THE SPANISH FISHING INDUSTRY SUPPORTS THE INDONESIAN GOVERNMENT IN ITS COMPLAINTS TO PACIFIC TUNA FISHERIES MANAGEMENT ORGANIZATIONS
Nota de Prensa
- After learning of cases of crew abuse on Chinese longline vessels
- CEPESCA Secretary General Javier Garat: “Something may be starting to move in the world fisheries environment to put an end to slavery in fishing once and for all, and we want to play an active part in the movement”.
- On 30 April last the representative body for European fishermen, Europêche, went to the European Commission with a request for revision of the criteria for tuna imports from Southeast Asian fleets (79,500 t in 2019) as a tool for combatting such practices and bringing pressure to bear against them.
Madrid, 5 June 2020. The Spanish fishing industry, through CEPESCA (the Spanish Fishing Confederation), has declared its support for the Indonesian government’s condemnation of two longline vessels flying the Chinese flag, which have been accused of abusing crew in recent weeks. These vessels are officially registered with the recipients of Indonesia’s complaint, two regional fisheries organizations (RFMOs) that manage tropical tuna fisheries in the Pacific. Evidence suggests that the bodies of four crew members who recently died on board were thrown overboard, and the government of Indonesia, the country of origin the crew in question, has opened a criminal investigation into the matter.
In a letter addressed to the two RFMOs, the Indonesian government demands that they take urgent measures to deal with labour abuse by enforcing international laws and policies, and it calls for exhaustive, independent investigations into the existence of forced labour on fishing vessels.
The letter also asks for improvements in the way information is shared among these organizations’ members, to ensure better responses in similar cases, and it calls for more awareness of these practices among consumers and in the media and public opinion. Lastly, Indonesia advocates a larger presence of the organizations that represent fishing industry workers in the RFMOs and better cooperation and coordination among the members of the various regional fisheries management organizations.
According to Javier Garat, secretary general of CEPESCA, “The Spanish fishing industry, especially our tuna fleet, has been saying for a long time now that we need to find mechanisms for reporting and combatting this scourge of our industry, and the requests Indonesia has made of the RFOs have our solid support, although we believe Indonesia ought to submit its complaint to the ILO and the IMO”.
According to Garat, “It’s unacceptable for fleets that practice slavery and abuse to sit around the same RFO table as others, like the Spanish fleet, which not only complies scrupulously with the law, but also works to promote social and occupational sustainability for crews.
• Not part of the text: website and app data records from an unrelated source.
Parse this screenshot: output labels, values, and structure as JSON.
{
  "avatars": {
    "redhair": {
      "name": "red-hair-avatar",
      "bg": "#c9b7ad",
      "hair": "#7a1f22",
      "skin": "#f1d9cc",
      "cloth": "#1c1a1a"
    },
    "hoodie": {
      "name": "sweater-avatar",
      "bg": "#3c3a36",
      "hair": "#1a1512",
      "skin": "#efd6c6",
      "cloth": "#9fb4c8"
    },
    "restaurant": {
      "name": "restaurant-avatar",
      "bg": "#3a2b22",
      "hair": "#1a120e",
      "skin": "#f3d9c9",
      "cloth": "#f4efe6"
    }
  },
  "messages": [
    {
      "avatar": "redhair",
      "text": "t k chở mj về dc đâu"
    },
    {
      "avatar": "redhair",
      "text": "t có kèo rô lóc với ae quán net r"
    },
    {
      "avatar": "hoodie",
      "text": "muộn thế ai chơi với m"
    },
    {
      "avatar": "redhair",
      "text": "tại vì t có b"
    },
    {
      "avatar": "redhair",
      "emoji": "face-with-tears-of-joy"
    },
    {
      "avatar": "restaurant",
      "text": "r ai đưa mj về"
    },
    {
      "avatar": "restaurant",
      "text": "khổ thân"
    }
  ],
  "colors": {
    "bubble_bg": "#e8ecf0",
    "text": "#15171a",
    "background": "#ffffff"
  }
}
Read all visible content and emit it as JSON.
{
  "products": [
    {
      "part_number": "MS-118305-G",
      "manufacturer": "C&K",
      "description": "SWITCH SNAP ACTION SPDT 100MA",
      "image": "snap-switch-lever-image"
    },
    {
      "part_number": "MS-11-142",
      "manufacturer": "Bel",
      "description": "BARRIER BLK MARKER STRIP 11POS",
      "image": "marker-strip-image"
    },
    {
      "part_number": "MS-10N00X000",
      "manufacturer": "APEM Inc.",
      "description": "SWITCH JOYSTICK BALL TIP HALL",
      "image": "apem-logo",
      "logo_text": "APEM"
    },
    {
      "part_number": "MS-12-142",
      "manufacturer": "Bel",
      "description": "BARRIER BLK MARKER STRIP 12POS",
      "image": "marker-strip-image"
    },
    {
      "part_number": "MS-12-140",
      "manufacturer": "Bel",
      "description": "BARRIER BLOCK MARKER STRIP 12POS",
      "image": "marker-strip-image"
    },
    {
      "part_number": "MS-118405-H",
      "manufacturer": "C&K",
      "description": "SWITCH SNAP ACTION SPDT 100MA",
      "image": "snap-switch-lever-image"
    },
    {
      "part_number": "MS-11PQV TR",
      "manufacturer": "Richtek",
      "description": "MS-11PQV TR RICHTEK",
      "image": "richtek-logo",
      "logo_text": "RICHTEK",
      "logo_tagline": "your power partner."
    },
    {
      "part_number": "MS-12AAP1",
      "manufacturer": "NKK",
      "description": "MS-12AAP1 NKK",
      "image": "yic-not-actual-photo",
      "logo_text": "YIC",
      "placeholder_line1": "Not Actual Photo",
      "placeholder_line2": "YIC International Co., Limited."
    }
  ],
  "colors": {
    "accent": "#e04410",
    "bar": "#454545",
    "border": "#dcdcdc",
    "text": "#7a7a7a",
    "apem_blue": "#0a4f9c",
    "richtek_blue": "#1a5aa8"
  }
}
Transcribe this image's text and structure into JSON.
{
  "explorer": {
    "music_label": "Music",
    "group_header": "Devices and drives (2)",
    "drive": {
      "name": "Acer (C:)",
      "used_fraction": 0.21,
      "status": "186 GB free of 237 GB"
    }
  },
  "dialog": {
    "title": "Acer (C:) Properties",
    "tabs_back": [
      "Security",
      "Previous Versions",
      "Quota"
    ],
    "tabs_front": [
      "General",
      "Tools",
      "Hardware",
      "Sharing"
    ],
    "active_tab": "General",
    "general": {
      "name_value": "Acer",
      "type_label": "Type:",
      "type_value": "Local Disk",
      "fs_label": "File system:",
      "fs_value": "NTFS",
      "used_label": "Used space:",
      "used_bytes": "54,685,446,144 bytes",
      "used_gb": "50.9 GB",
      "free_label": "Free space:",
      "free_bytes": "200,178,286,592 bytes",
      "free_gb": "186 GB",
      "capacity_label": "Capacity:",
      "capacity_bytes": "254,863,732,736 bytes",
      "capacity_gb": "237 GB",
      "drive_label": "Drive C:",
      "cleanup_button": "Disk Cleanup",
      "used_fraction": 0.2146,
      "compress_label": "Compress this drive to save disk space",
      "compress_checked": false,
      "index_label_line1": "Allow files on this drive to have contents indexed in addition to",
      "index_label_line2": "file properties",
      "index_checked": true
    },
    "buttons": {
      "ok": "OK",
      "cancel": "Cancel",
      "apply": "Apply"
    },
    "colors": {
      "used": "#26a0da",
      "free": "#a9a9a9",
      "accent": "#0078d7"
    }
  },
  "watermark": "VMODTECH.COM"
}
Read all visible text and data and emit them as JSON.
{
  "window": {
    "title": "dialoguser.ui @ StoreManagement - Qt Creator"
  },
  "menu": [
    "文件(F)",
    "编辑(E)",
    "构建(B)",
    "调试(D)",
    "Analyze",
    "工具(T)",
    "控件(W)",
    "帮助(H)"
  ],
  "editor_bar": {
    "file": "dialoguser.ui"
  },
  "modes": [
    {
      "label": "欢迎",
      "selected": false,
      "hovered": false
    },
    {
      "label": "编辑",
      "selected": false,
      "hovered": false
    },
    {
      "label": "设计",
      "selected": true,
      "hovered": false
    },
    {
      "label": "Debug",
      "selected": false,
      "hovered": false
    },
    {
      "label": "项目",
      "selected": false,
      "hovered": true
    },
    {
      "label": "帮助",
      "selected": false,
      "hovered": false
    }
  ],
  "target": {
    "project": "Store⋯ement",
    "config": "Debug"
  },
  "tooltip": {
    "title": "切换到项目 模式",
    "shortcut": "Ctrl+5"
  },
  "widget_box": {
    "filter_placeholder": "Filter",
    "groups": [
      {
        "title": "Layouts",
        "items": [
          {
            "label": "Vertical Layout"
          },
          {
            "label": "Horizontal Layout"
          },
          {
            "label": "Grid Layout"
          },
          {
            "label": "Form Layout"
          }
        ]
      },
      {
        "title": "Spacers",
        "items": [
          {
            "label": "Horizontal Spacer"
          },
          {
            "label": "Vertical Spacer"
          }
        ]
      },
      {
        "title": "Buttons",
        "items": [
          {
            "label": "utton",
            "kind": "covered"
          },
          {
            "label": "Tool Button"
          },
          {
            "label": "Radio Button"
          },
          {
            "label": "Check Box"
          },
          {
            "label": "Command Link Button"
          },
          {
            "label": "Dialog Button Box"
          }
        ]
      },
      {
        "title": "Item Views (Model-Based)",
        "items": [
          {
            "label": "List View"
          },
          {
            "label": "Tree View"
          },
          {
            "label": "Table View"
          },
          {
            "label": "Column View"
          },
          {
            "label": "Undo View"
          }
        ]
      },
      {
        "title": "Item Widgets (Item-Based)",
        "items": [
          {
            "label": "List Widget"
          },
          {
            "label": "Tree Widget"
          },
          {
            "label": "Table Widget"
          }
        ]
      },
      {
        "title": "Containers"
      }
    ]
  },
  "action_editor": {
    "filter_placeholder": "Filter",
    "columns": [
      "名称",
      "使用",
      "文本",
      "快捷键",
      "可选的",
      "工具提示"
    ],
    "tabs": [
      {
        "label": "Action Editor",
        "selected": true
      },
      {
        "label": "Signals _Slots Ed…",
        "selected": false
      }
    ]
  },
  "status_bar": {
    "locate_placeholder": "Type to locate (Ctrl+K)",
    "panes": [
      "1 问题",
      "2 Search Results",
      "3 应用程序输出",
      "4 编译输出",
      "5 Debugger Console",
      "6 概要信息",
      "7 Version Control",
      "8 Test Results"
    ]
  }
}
I believe,” Garat wound up, “that something may be starting to move in the world fisheries environment to put an end to these outrageous, despicable situations once and for all, and we want to play an active part in the movement”.
On 30 April last, the representative body for European fishermen, Europêche, went to the European Commission with a request for a revision of its current criteria for imports of fishery products from Chinese fleets, as a tool for combatting such practices and bringing pressure to bear against them.
Furthermore, paradoxically, European tuna imports from Southeast Asian fleets and China not only are exempt from import duty through tariff quotas, but have actually risen from 5% in 2012 to 53% in 2019. Altogether, Europe imported more than 79,500 tonnes of tuna from these fleets last year for internal consumption by European citizens.
The investigation by the Indonesian government, which has already begun repatriating those of its citizens who have landed, has identified the two Chinese longline vessels involved in the incidents (both of which are registered in the two RFMOs), and it has brought to light dreadful onboard working conditions, in addition to the burials at sea, even though the crew’s contract specified that in the event of death the remains would be cremated and the ashes turned over to relatives.
The investigation reveals non-stop 30-hour workdays on six hours’ rest, for 13 consecutive months without touching land, all for a final paycheque of 150 dollars. The Indonesian crew members on board the Chinese ships could only drink filtered seawater, while the other crew members were given bottled mineral water. Also, the Chinese shipowners violated a contract clause stipulating a life insurance policy paying 150,000 dollars in the event of death.
 Inter-American Tropical Tuna Commission (IATTC) and Western and Central Pacific Fisheries Commission (WCPFC)
 International Labour Organization
 International Maritime Organization